Although it occasionally hints at some darker notes, the film's prevailing tone is cartoonishly bouncy. The feel and visual style are reminiscent of some of the teen TV shows on which Kasdan (whose other feature credits include 1998's Zero Effect) and White have recently worked, most notably the acclaimed but short-lived Freaks And Geeks. Aiming as much at understated quirkiness as over-the-top laughs, the film delivers a handful of funny moments, but many of the gags feel contrived or half-formed.

The dramatic thread is potentially more interesting, but Kasdan never quite manages to successfully interweave it with the comedy. The story's first hour doesn't elicit as much empathy as it might and when the moral does arrive - Shaun eventually learns to accept the foibles of his friends and family - it's far too pat to be satisfying.

If the drama and comedy are somewhat lacking, the performances at least keep things watchable. Hanks shows promise as the story's hapless fall guy and Black - although his part is much smaller than the film's ad campaign suggests - does his familiar stoner schtick to reliably amusing effect. Scattered throughout are brief but enjoyable cameos from performers of the Hanks/Kasdan Sr generation, among them Chevy Chase, Ben Stiller, Garry Marshall, Harold Ramis and Kevin Kline.

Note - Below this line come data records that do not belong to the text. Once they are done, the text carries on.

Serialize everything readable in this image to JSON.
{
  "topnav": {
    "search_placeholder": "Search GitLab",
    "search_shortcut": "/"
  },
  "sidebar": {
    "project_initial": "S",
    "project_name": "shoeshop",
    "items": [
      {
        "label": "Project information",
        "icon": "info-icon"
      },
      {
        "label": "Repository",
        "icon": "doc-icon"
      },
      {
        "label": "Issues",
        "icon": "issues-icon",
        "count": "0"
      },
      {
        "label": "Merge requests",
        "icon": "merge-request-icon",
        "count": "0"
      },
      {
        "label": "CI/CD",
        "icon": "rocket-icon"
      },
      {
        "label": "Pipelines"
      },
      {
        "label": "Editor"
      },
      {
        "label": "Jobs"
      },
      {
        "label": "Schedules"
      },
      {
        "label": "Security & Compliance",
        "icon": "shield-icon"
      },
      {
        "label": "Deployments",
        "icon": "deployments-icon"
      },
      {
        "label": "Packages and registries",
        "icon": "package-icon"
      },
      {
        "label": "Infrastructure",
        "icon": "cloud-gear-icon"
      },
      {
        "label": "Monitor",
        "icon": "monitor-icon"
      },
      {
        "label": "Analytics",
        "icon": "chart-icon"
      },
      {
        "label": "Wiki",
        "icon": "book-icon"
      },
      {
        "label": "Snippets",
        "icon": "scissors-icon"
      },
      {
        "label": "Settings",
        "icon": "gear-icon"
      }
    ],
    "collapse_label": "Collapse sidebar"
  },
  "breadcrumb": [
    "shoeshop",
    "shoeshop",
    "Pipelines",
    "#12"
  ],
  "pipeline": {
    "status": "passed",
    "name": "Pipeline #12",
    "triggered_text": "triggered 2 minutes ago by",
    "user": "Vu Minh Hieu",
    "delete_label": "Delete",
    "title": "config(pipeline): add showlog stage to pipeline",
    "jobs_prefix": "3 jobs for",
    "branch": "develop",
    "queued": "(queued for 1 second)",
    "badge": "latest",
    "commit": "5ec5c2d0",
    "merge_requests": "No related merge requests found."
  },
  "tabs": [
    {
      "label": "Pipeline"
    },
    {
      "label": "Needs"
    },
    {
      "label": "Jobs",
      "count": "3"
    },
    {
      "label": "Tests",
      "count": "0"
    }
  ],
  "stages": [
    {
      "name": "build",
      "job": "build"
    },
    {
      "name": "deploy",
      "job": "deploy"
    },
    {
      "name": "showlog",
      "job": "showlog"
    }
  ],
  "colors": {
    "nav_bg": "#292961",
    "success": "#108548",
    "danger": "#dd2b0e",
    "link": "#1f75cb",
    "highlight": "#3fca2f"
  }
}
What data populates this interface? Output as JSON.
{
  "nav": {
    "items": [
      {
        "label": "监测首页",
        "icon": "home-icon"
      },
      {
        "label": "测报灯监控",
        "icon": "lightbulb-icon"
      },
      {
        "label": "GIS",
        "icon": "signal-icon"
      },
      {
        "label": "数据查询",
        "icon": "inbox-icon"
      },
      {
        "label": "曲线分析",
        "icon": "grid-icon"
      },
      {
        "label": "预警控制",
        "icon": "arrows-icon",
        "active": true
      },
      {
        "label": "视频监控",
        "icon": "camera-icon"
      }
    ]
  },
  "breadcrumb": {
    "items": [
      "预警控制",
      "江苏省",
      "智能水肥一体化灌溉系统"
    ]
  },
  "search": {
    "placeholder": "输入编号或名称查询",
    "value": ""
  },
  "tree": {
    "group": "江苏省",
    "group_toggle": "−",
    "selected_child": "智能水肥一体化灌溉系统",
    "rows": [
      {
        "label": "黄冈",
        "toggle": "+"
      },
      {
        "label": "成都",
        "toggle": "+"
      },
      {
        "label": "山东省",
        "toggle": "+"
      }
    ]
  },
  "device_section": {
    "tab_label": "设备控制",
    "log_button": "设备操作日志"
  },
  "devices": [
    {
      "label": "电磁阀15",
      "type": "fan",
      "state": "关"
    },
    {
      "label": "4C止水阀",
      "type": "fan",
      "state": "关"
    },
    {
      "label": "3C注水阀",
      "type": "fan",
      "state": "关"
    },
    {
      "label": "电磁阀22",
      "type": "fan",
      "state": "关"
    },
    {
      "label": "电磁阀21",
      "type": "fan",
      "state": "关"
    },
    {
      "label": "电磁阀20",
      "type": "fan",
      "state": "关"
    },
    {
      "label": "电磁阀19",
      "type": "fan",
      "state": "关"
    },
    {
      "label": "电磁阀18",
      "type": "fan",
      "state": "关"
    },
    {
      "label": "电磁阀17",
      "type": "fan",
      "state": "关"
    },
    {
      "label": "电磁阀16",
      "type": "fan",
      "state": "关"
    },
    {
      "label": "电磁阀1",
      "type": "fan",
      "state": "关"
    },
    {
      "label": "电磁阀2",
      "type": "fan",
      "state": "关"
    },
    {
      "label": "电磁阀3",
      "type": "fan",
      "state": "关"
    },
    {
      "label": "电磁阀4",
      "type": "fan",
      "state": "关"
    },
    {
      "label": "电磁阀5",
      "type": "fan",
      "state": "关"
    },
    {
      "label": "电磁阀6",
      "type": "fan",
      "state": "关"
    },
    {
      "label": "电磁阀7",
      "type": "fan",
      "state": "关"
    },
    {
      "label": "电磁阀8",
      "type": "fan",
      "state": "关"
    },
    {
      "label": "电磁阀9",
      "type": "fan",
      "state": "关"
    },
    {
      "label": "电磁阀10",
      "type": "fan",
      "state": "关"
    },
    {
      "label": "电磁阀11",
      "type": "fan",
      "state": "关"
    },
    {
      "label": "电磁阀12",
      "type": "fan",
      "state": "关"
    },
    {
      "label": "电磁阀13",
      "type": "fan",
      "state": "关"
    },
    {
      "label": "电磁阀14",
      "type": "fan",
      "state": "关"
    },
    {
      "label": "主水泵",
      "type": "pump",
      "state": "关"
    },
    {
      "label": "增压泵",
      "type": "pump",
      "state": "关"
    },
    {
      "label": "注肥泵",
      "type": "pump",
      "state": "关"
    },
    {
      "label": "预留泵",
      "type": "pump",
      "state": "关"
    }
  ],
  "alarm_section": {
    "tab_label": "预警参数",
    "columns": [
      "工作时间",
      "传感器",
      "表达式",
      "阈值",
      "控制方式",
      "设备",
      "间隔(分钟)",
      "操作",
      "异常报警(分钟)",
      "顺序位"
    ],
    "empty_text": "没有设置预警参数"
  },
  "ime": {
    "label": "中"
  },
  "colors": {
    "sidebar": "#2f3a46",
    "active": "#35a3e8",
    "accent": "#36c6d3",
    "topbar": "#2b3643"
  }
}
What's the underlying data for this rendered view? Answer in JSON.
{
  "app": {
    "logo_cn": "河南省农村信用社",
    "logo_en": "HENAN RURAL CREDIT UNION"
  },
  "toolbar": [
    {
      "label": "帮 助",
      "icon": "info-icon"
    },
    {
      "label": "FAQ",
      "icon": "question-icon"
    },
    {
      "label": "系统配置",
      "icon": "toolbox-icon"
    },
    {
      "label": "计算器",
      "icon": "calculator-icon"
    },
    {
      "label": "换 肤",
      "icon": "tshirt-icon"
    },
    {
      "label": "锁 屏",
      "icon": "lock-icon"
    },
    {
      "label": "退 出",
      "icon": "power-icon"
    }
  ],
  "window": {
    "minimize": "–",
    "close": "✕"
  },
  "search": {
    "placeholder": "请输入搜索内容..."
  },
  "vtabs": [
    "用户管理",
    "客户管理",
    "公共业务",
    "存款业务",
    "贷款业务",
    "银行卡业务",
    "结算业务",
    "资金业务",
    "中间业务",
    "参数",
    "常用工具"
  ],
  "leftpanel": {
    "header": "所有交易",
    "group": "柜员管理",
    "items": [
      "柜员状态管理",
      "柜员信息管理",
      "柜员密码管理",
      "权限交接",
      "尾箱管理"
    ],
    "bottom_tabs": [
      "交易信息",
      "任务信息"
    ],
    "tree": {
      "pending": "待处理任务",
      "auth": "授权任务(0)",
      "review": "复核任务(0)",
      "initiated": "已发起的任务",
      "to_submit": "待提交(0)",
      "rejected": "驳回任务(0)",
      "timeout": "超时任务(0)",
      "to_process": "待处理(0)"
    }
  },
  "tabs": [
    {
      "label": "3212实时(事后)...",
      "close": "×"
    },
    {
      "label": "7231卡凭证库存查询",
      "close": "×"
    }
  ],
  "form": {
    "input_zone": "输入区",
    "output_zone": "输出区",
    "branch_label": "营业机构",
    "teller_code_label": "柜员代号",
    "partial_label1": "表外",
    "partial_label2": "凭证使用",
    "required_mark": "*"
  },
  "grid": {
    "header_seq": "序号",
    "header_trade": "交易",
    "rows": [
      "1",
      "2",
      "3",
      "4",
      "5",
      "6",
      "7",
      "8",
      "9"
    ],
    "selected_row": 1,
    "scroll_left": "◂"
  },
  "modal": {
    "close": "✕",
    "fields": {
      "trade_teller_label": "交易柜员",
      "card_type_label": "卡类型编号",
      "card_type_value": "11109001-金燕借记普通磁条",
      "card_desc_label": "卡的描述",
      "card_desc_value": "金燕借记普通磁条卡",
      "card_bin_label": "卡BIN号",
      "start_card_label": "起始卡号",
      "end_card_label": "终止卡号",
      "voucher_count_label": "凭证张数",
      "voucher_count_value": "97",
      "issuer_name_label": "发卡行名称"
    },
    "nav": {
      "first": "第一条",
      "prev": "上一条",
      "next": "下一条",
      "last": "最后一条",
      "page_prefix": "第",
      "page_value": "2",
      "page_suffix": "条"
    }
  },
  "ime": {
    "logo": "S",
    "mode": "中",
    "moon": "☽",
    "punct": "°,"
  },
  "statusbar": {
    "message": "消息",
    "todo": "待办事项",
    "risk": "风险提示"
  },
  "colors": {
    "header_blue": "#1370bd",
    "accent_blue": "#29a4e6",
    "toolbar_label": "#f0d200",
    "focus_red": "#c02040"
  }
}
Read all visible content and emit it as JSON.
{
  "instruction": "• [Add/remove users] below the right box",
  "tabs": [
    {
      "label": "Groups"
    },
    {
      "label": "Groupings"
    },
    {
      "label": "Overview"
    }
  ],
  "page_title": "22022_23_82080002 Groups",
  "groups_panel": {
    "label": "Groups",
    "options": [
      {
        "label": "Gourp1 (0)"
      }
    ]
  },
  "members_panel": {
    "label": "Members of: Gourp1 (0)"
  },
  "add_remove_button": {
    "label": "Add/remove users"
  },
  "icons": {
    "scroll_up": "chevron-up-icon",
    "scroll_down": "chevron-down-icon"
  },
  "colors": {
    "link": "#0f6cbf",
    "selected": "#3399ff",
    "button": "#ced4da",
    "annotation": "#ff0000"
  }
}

Prod cos: MTV Films, Scott Rudin Productions
US dist: Paramount
Int dist: UIP
Exec prods: Herbert W Gains, Adam Schroeder
Prods: Scott Rudin, Van Toffler, David Gale, Scott Aversano
Scr: Mike White
Cinematography: Greg Gardiner
Prod des: Gary Frutkoff
Ed: Tara Timpone
Music: Michael Andrews
Main cast: Colin Hanks, Jack Black, Catherine O'Hara, Schuyler Fisk, John Lithgow, Lilly Tomlin